Collected data entries
[Start of Attachment]

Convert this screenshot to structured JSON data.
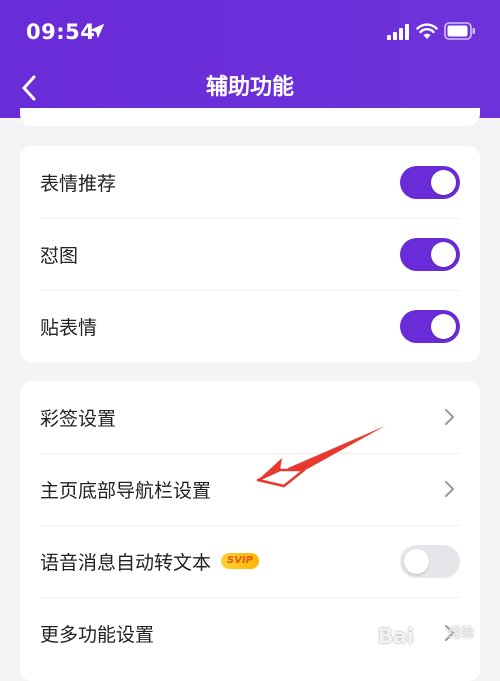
{
  "status_bar": {
    "time": "09:54",
    "location_icon": "location-arrow-icon",
    "signal_icon": "cellular-signal-icon",
    "wifi_icon": "wifi-icon",
    "battery_icon": "battery-icon"
  },
  "header": {
    "title": "辅助功能",
    "back_icon": "chevron-left-icon",
    "accent_color": "#6a2bd8"
  },
  "toggle_section": {
    "items": [
      {
        "label": "表情推荐",
        "enabled": true
      },
      {
        "label": "怼图",
        "enabled": true
      },
      {
        "label": "贴表情",
        "enabled": true
      }
    ]
  },
  "settings_section": {
    "items": [
      {
        "label": "彩签设置",
        "type": "link"
      },
      {
        "label": "主页底部导航栏设置",
        "type": "link"
      },
      {
        "label": "语音消息自动转文本",
        "type": "toggle",
        "enabled": false,
        "badge": "SVIP"
      },
      {
        "label": "更多功能设置",
        "type": "link"
      }
    ]
  },
  "annotation": {
    "arrow_color": "#e8392f"
  },
  "watermark": {
    "brand": "Bai",
    "suffix": "经验"
  }
}
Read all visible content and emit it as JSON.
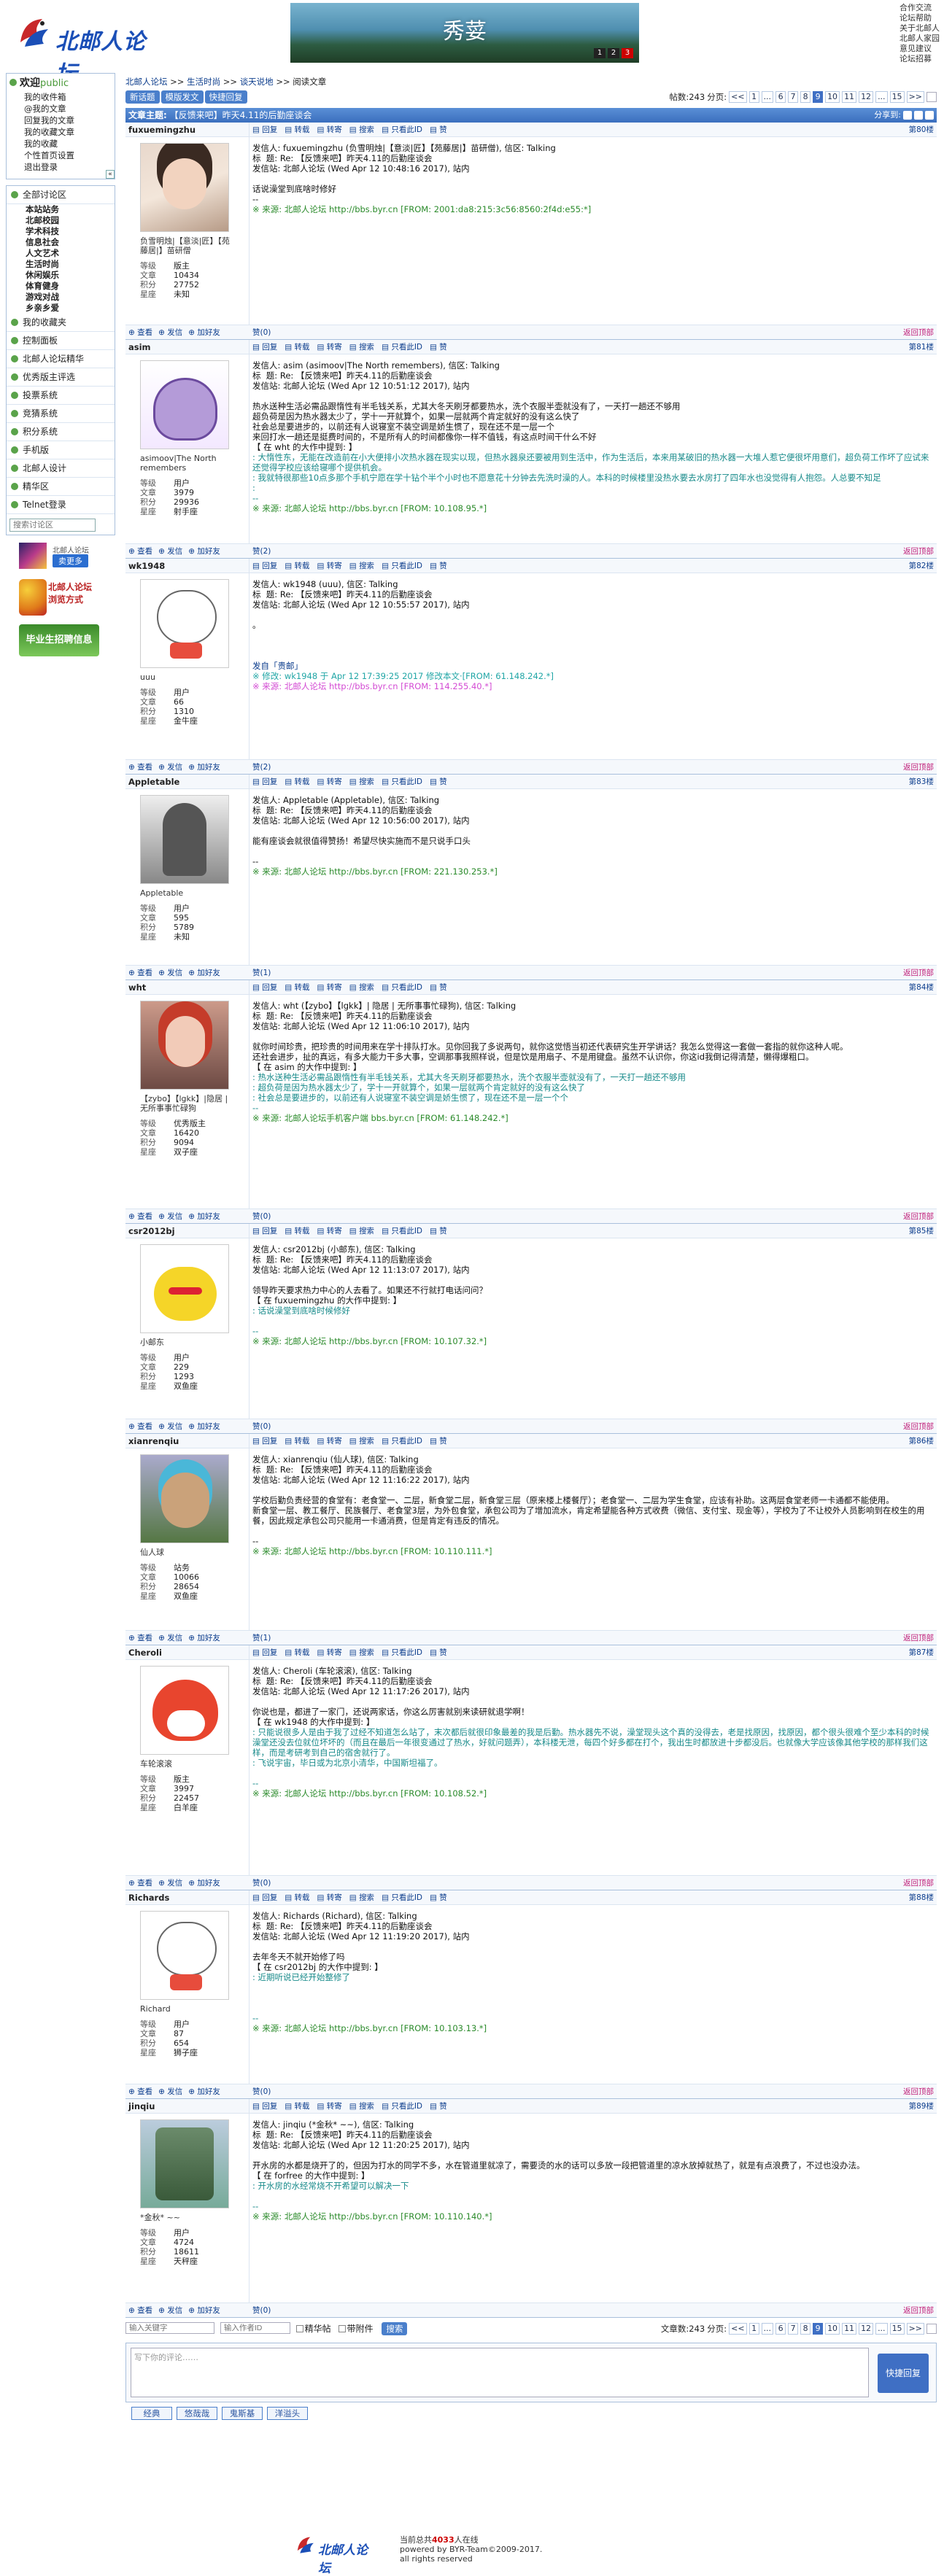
{
  "site": {
    "logo_text": "北邮人论坛",
    "banner_title": "秀荽",
    "banner_dots": [
      "1",
      "2",
      "3"
    ],
    "toplinks": [
      "合作交流",
      "论坛帮助",
      "关于北邮人",
      "北邮人家园",
      "意见建议",
      "论坛招募"
    ]
  },
  "sidebar": {
    "welcome": "欢迎",
    "user": "public",
    "links": [
      "我的收件箱",
      "@我的文章",
      "回复我的文章",
      "我的收藏文章",
      "我的收藏",
      "个性首页设置",
      "退出登录"
    ],
    "sections": [
      {
        "label": "全部讨论区",
        "sub": [
          "本站站务",
          "北邮校园",
          "学术科技",
          "信息社会",
          "人文艺术",
          "生活时尚",
          "休闲娱乐",
          "体育健身",
          "游戏对战",
          "乡亲乡爱"
        ]
      },
      {
        "label": "我的收藏夹",
        "sub": []
      },
      {
        "label": "控制面板",
        "sub": []
      },
      {
        "label": "北邮人论坛精华",
        "sub": []
      },
      {
        "label": "优秀版主评选",
        "sub": []
      },
      {
        "label": "投票系统",
        "sub": []
      },
      {
        "label": "竞猜系统",
        "sub": []
      },
      {
        "label": "积分系统",
        "sub": []
      },
      {
        "label": "手机版",
        "sub": []
      },
      {
        "label": "北邮人设计",
        "sub": []
      },
      {
        "label": "精华区",
        "sub": []
      },
      {
        "label": "Telnet登录",
        "sub": []
      }
    ],
    "search_placeholder": "搜索讨论区",
    "ads": {
      "app_title": "北邮人论坛",
      "app_btn": "卖更多",
      "app_line2": "北邮人论坛",
      "app_line3": "浏览方式",
      "job": "毕业生招聘信息"
    }
  },
  "breadcrumb": [
    "北邮人论坛",
    ">>",
    "生活时尚",
    ">>",
    "谈天说地",
    ">>",
    "阅读文章"
  ],
  "toolbar": {
    "buttons": [
      "新话题",
      "模版发文",
      "快捷回复"
    ],
    "post_count": "帖数:243",
    "page_label": "分页:",
    "pages": [
      "<<",
      "1",
      "...",
      "6",
      "7",
      "8",
      "9",
      "10",
      "11",
      "12",
      "...",
      "15",
      ">>"
    ],
    "current_page": "9"
  },
  "topic": {
    "label": "文章主题:",
    "title": "【反馈来吧】昨天4.11的后勤座谈会",
    "share": "分享到:"
  },
  "post_actions": [
    "回复",
    "转载",
    "转寄",
    "搜索",
    "只看此ID",
    "赞"
  ],
  "user_foot": [
    "查看",
    "发信",
    "加好友"
  ],
  "footer_actions": [
    "赞",
    "返回顶部"
  ],
  "stat_labels": [
    "等级",
    "文章",
    "积分",
    "星座"
  ],
  "posts": [
    {
      "id": "fuxuemingzhu",
      "floor": "第80楼",
      "avatar": "a1",
      "name_text": "负雪明烛|【意淡|匠】【苑藤居|】苗研僧",
      "stats": [
        "版主",
        "10434",
        "27752",
        "未知"
      ],
      "likes": "赞(0)",
      "like_count": "赞(0)",
      "body": "发信人: fuxuemingzhu (负雪明烛|【意淡|匠】【苑藤居|】苗研僧), 信区: Talking\n标  题: Re: 【反馈来吧】昨天4.11的后勤座谈会\n发信站: 北邮人论坛 (Wed Apr 12 10:48:16 2017), 站内\n\n话说澡堂到底啥时修好\n--",
      "src": "※ 来源: 北邮人论坛 http://bbs.byr.cn [FROM: 2001:da8:215:3c56:8560:2f4d:e55:*]"
    },
    {
      "id": "asim",
      "floor": "第81楼",
      "avatar": "a2",
      "name_text": "asimoov|The North remembers",
      "stats": [
        "用户",
        "3979",
        "29936",
        "射手座"
      ],
      "like_count": "赞(2)",
      "body": "发信人: asim (asimoov|The North remembers), 信区: Talking\n标  题: Re: 【反馈来吧】昨天4.11的后勤座谈会\n发信站: 北邮人论坛 (Wed Apr 12 10:51:12 2017), 站内\n\n热水送种生活必需品跟惰性有半毛钱关系，尤其大冬天刷牙都要热水，洗个衣服半壶就没有了，一天打一趟还不够用\n超负荷是因为热水器太少了，学十一开就算个，如果一层就两个肯定就好的没有这么快了\n社会总是要进步的，以前还有人说寝室不装空调是娇生惯了，现在还不是一层一个\n来回打水一趟还是挺费时间的，不是所有人的时间都像你一样不值钱，有这点时间干什么不好\n【 在 wht 的大作中提到: 】\n",
      "quote": ": 大惰性东，无能在改造前在小大便排小次热水器在现实以现，但热水器泉还要被用到生活中，作为生活后，本来用某破旧的热水器一大堆人惹它便很坏用意们，超负荷工作坏了应试来还觉得学校应该给寝哪个提供机会。\n: 我就特很那些10点多那个手机宁愿在学十钻个半个小时也不愿意花十分钟去先洗时澡的人。本科的时候楼里没热水要去水房打了四年水也没觉得有人抱怨。人总要不知足\n:\n--",
      "src": "※ 来源: 北邮人论坛 http://bbs.byr.cn [FROM: 10.108.95.*]"
    },
    {
      "id": "wk1948",
      "floor": "第82楼",
      "avatar": "bear",
      "name_text": "uuu",
      "stats": [
        "用户",
        "66",
        "1310",
        "金牛座"
      ],
      "like_count": "赞(2)",
      "body": "发信人: wk1948 (uuu), 信区: Talking\n标  题: Re: 【反馈来吧】昨天4.11的后勤座谈会\n发信站: 北邮人论坛 (Wed Apr 12 10:55:57 2017), 站内\n\n。\n\n\n\n",
      "extra": "发自「贵邮」",
      "edit": "※ 修改: wk1948 于 Apr 12 17:39:25 2017 修改本文·[FROM: 61.148.242.*]",
      "src": "※ 来源: 北邮人论坛 http://bbs.byr.cn [FROM: 114.255.40.*]"
    },
    {
      "id": "Appletable",
      "floor": "第83楼",
      "avatar": "gray",
      "name_text": "Appletable",
      "stats": [
        "用户",
        "595",
        "5789",
        "未知"
      ],
      "like_count": "赞(1)",
      "body": "发信人: Appletable (Appletable), 信区: Talking\n标  题: Re: 【反馈来吧】昨天4.11的后勤座谈会\n发信站: 北邮人论坛 (Wed Apr 12 10:56:00 2017), 站内\n\n能有座谈会就很值得赞扬！希望尽快实施而不是只说手口头\n\n--",
      "src": "※ 来源: 北邮人论坛 http://bbs.byr.cn [FROM: 221.130.253.*]"
    },
    {
      "id": "wht",
      "floor": "第84楼",
      "avatar": "red",
      "name_text": "【zybo】【lgkk】|隐居 | 无所事事忙碌狗",
      "stats": [
        "优秀版主",
        "16420",
        "9094",
        "双子座"
      ],
      "like_count": "赞(0)",
      "body": "发信人: wht (【zybo】【lgkk】| 隐居 | 无所事事忙碌狗), 信区: Talking\n标  题: Re: 【反馈来吧】昨天4.11的后勤座谈会\n发信站: 北邮人论坛 (Wed Apr 12 11:06:10 2017), 站内\n\n就你时间珍贵，把珍贵的时间用来在学十排队打水。见你回我了多说两句，就你这觉悟当初还代表研究生开学讲话？我怎么觉得这一套做一套指的就你这种人呢。\n还社会进步，扯的真远，有多大能力干多大事，空调那事我照样说，但是饮是用扇子、不是用键盘。虽然不认识你，你这id我倒记得清楚，懒得爆粗口。\n【 在 asim 的大作中提到: 】\n",
      "quote": ": 热水送种生活必需品跟惰性有半毛钱关系，尤其大冬天刷牙都要热水，洗个衣服半壶就没有了，一天打一趟还不够用\n: 超负荷是因为热水器太少了，学十一开就算个，如果一层就两个肯定就好的没有这么快了\n: 社会总是要进步的，以前还有人说寝室不装空调是娇生惯了，现在还不是一层一个个\n--",
      "src": "※ 来源: 北邮人论坛手机客户端 bbs.byr.cn [FROM: 61.148.242.*]"
    },
    {
      "id": "csr2012bj",
      "floor": "第85楼",
      "avatar": "pika",
      "name_text": "小邮东",
      "stats": [
        "用户",
        "229",
        "1293",
        "双鱼座"
      ],
      "like_count": "赞(0)",
      "body": "发信人: csr2012bj (小邮东), 信区: Talking\n标  题: Re: 【反馈来吧】昨天4.11的后勤座谈会\n发信站: 北邮人论坛 (Wed Apr 12 11:13:07 2017), 站内\n\n领导昨天要求热力中心的人去看了。如果还不行就打电话问问？\n【 在 fuxuemingzhu 的大作中提到: 】\n",
      "quote": ": 话说澡堂到底啥时候修好\n\n--",
      "src": "※ 来源: 北邮人论坛 http://bbs.byr.cn [FROM: 10.107.32.*]"
    },
    {
      "id": "xianrenqiu",
      "floor": "第86楼",
      "avatar": "man",
      "name_text": "仙人球",
      "stats": [
        "站务",
        "10066",
        "28654",
        "双鱼座"
      ],
      "like_count": "赞(1)",
      "body": "发信人: xianrenqiu (仙人球), 信区: Talking\n标  题: Re: 【反馈来吧】昨天4.11的后勤座谈会\n发信站: 北邮人论坛 (Wed Apr 12 11:16:22 2017), 站内\n\n学校后勤负责经营的食堂有：老食堂一、二层，新食堂二层，新食堂三层（原来楼上楼餐厅）；老食堂一、二层为学生食堂，应该有补助。这两层食堂老师一卡通都不能使用。\n新食堂一层、教工餐厅、民族餐厅、老食堂3层，为外包食堂，承包公司为了增加流水，肯定希望能各种方式收费（微信、支付宝、现金等），学校为了不让校外人员影响到在校生的用餐，因此规定承包公司只能用一卡通消费，但是肯定有违反的情况。\n\n--",
      "src": "※ 来源: 北邮人论坛 http://bbs.byr.cn [FROM: 10.110.111.*]"
    },
    {
      "id": "Cheroli",
      "floor": "第87楼",
      "avatar": "fox",
      "name_text": "车轮滚滚",
      "stats": [
        "版主",
        "3997",
        "22457",
        "白羊座"
      ],
      "like_count": "赞(0)",
      "body": "发信人: Cheroli (车轮滚滚), 信区: Talking\n标  题: Re: 【反馈来吧】昨天4.11的后勤座谈会\n发信站: 北邮人论坛 (Wed Apr 12 11:17:26 2017), 站内\n\n你说也是，都进了一家门，还说两家话，你这么厉害就别来读研就退学啊！\n【 在 wk1948 的大作中提到: 】\n",
      "quote": ": 只能说很多人是由于我了过经不知道怎么站了，末次都后就很印象最差的我是后勤。热水器先不说，澡堂现头这个真的没得去，老是找原因，找原因，都个很头很难个至少本科的时候澡堂还没去位就位坏坏的（而且在最后一年很变通过了热水，好就问题弄），本科楼无泄，每四个好多都在打个，我出生时都放进十步都没后。也就像大学应该像其他学校的那样我们这样，而是考研考到自己的宿舍就行了。\n: 飞说宇宙，毕日或为北京小清华，中国斯坦福了。\n\n--",
      "src": "※ 来源: 北邮人论坛 http://bbs.byr.cn [FROM: 10.108.52.*]"
    },
    {
      "id": "Richards",
      "floor": "第88楼",
      "avatar": "bear",
      "name_text": "Richard",
      "stats": [
        "用户",
        "87",
        "654",
        "狮子座"
      ],
      "like_count": "赞(0)",
      "body": "发信人: Richards (Richard), 信区: Talking\n标  题: Re: 【反馈来吧】昨天4.11的后勤座谈会\n发信站: 北邮人论坛 (Wed Apr 12 11:19:20 2017), 站内\n\n去年冬天不就开始修了吗\n【 在 csr2012bj 的大作中提到: 】\n",
      "quote": ": 近期听说已经开始整修了\n\n\n\n--",
      "src": "※ 来源: 北邮人论坛 http://bbs.byr.cn [FROM: 10.103.13.*]"
    },
    {
      "id": "jinqiu",
      "floor": "第89楼",
      "avatar": "tree",
      "name_text": "*金秋*  ~~",
      "stats": [
        "用户",
        "4724",
        "18611",
        "天秤座"
      ],
      "like_count": "赞(0)",
      "body": "发信人: jinqiu (*金秋* ~~), 信区: Talking\n标  题: Re: 【反馈来吧】昨天4.11的后勤座谈会\n发信站: 北邮人论坛 (Wed Apr 12 11:20:25 2017), 站内\n\n开水房的水都是烧开了的，但因为打水的同学不多，水在管道里就凉了，需要烫的水的话可以多放一段把管道里的凉水放掉就热了，就是有点浪费了，不过也没办法。\n【 在 forfree 的大作中提到: 】\n",
      "quote": ": 开水房的水经常烧不开希望可以解决一下\n\n--",
      "src": "※ 来源: 北邮人论坛 http://bbs.byr.cn [FROM: 10.110.140.*]"
    }
  ],
  "bottom": {
    "search_author": "输入关键字",
    "search_author2": "输入作者ID",
    "option1": "精华帖",
    "option2": "带附件",
    "search_btn": "搜索",
    "post_count": "文章数:243",
    "page_label": "分页:"
  },
  "reply": {
    "placeholder": "写下你的评论……",
    "send": "快捷回复",
    "tags": [
      "经典",
      "悠哉哉",
      "鬼斯基",
      "洋溢头"
    ]
  },
  "footer": {
    "logo": "北邮人论坛",
    "line1_a": "当前总共",
    "online": "4033",
    "line1_b": "人在线",
    "line2": "powered by BYR-Team©2009-2017.",
    "line3": "all rights reserved"
  }
}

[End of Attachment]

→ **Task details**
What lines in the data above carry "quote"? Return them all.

→ **Written solution**
      "quote": ": 大惰性东，无能在改造前在小大便排小次热水器在现实以现，但热水器泉还要被用到生活中，作为生活后，本来用某破旧的热水器一大堆人惹它便很坏用意们，超负荷工作坏了应试来还觉得学校应该给寝哪个提供机会。\n: 我就特很那些10点多那个手机宁愿在学十钻个半个小时也不愿意花十分钟去先洗时澡的人。本科的时候楼里没热水要去水房打了四年水也没觉得有人抱怨。人总要不知足\n:\n--",
      "quote": ": 热水送种生活必需品跟惰性有半毛钱关系，尤其大冬天刷牙都要热水，洗个衣服半壶就没有了，一天打一趟还不够用\n: 超负荷是因为热水器太少了，学十一开就算个，如果一层就两个肯定就好的没有这么快了\n: 社会总是要进步的，以前还有人说寝室不装空调是娇生惯了，现在还不是一层一个个\n--",
      "quote": ": 话说澡堂到底啥时候修好\n\n--",
      "quote": ": 只能说很多人是由于我了过经不知道怎么站了，末次都后就很印象最差的我是后勤。热水器先不说，澡堂现头这个真的没得去，老是找原因，找原因，都个很头很难个至少本科的时候澡堂还没去位就位坏坏的（而且在最后一年很变通过了热水，好就问题弄），本科楼无泄，每四个好多都在打个，我出生时都放进十步都没后。也就像大学应该像其他学校的那样我们这样，而是考研考到自己的宿舍就行了。\n: 飞说宇宙，毕日或为北京小清华，中国斯坦福了。\n\n--",
      "quote": ": 近期听说已经开始整修了\n\n\n\n--",
      "quote": ": 开水房的水经常烧不开希望可以解决一下\n\n--",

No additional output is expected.